Web page and app entries:
***

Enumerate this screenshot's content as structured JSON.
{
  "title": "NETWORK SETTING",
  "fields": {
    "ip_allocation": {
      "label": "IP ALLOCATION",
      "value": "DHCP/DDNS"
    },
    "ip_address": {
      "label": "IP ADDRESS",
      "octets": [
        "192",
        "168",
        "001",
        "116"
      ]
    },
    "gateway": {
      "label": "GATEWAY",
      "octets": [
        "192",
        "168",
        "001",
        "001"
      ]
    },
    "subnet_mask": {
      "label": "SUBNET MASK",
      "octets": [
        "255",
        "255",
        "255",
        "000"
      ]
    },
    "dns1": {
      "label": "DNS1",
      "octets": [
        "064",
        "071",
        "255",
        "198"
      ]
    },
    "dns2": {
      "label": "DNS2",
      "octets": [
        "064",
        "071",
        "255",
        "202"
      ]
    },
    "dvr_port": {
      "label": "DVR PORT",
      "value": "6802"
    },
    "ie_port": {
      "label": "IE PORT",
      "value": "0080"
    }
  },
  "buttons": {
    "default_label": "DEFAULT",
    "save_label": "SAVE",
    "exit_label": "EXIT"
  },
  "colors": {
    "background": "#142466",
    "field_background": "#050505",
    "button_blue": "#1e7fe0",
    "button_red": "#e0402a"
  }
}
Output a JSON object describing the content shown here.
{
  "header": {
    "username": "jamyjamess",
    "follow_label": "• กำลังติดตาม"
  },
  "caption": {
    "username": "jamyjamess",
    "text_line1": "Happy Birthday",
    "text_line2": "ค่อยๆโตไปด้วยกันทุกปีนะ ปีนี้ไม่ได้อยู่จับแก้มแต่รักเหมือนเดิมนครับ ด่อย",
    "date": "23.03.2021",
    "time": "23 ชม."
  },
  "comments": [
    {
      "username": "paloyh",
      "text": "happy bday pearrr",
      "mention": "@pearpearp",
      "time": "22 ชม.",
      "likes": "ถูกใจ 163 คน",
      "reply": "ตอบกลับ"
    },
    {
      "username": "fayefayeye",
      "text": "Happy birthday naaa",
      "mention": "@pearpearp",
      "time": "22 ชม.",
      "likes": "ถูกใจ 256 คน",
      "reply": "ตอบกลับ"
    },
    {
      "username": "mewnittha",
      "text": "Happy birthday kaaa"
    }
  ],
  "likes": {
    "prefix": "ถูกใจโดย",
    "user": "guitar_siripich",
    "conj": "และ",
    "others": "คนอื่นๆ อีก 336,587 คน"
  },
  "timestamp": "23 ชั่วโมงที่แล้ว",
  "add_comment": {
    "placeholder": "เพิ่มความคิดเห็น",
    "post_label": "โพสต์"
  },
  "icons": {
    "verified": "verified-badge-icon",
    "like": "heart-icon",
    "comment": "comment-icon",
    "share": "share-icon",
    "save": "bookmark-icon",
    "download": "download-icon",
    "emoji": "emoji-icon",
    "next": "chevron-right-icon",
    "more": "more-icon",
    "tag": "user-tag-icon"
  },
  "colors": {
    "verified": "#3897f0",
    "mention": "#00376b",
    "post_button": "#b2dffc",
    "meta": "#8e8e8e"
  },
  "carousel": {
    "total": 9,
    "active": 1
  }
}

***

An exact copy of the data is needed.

Response for this exercise:
Enumerate this screenshot's content as structured JSON.
{
  "title": "NETWORK SETTING",
  "fields": {
    "ip_allocation": {
      "label": "IP ALLOCATION",
      "value": "DHCP/DDNS"
    },
    "ip_address": {
      "label": "IP ADDRESS",
      "octets": [
        "192",
        "168",
        "001",
        "116"
      ]
    },
    "gateway": {
      "label": "GATEWAY",
      "octets": [
        "192",
        "168",
        "001",
        "001"
      ]
    },
    "subnet_mask": {
      "label": "SUBNET MASK",
      "octets": [
        "255",
        "255",
        "255",
        "000"
      ]
    },
    "dns1": {
      "label": "DNS1",
      "octets": [
        "064",
        "071",
        "255",
        "198"
      ]
    },
    "dns2": {
      "label": "DNS2",
      "octets": [
        "064",
        "071",
        "255",
        "202"
      ]
    },
    "dvr_port": {
      "label": "DVR PORT",
      "value": "6802"
    },
    "ie_port": {
      "label": "IE PORT",
      "value": "0080"
    }
  },
  "buttons": {
    "default_label": "DEFAULT",
    "save_label": "SAVE",
    "exit_label": "EXIT"
  },
  "colors": {
    "background": "#142466",
    "field_background": "#050505",
    "button_blue": "#1e7fe0",
    "button_red": "#e0402a"
  }
}
Output a JSON object describing the content shown here.
{
  "header": {
    "username": "jamyjamess",
    "follow_label": "• กำลังติดตาม"
  },
  "caption": {
    "username": "jamyjamess",
    "text_line1": "Happy Birthday",
    "text_line2": "ค่อยๆโตไปด้วยกันทุกปีนะ ปีนี้ไม่ได้อยู่จับแก้มแต่รักเหมือนเดิมนครับ ด่อย",
    "date": "23.03.2021",
    "time": "23 ชม."
  },
  "comments": [
    {
      "username": "paloyh",
      "text": "happy bday pearrr",
      "mention": "@pearpearp",
      "time": "22 ชม.",
      "likes": "ถูกใจ 163 คน",
      "reply": "ตอบกลับ"
    },
    {
      "username": "fayefayeye",
      "text": "Happy birthday naaa",
      "mention": "@pearpearp",
      "time": "22 ชม.",
      "likes": "ถูกใจ 256 คน",
      "reply": "ตอบกลับ"
    },
    {
      "username": "mewnittha",
      "text": "Happy birthday kaaa"
    }
  ],
  "likes": {
    "prefix": "ถูกใจโดย",
    "user": "guitar_siripich",
    "conj": "และ",
    "others": "คนอื่นๆ อีก 336,587 คน"
  },
  "timestamp": "23 ชั่วโมงที่แล้ว",
  "add_comment": {
    "placeholder": "เพิ่มความคิดเห็น",
    "post_label": "โพสต์"
  },
  "icons": {
    "verified": "verified-badge-icon",
    "like": "heart-icon",
    "comment": "comment-icon",
    "share": "share-icon",
    "save": "bookmark-icon",
    "download": "download-icon",
    "emoji": "emoji-icon",
    "next": "chevron-right-icon",
    "more": "more-icon",
    "tag": "user-tag-icon"
  },
  "colors": {
    "verified": "#3897f0",
    "mention": "#00376b",
    "post_button": "#b2dffc",
    "meta": "#8e8e8e"
  },
  "carousel": {
    "total": 9,
    "active": 1
  }
}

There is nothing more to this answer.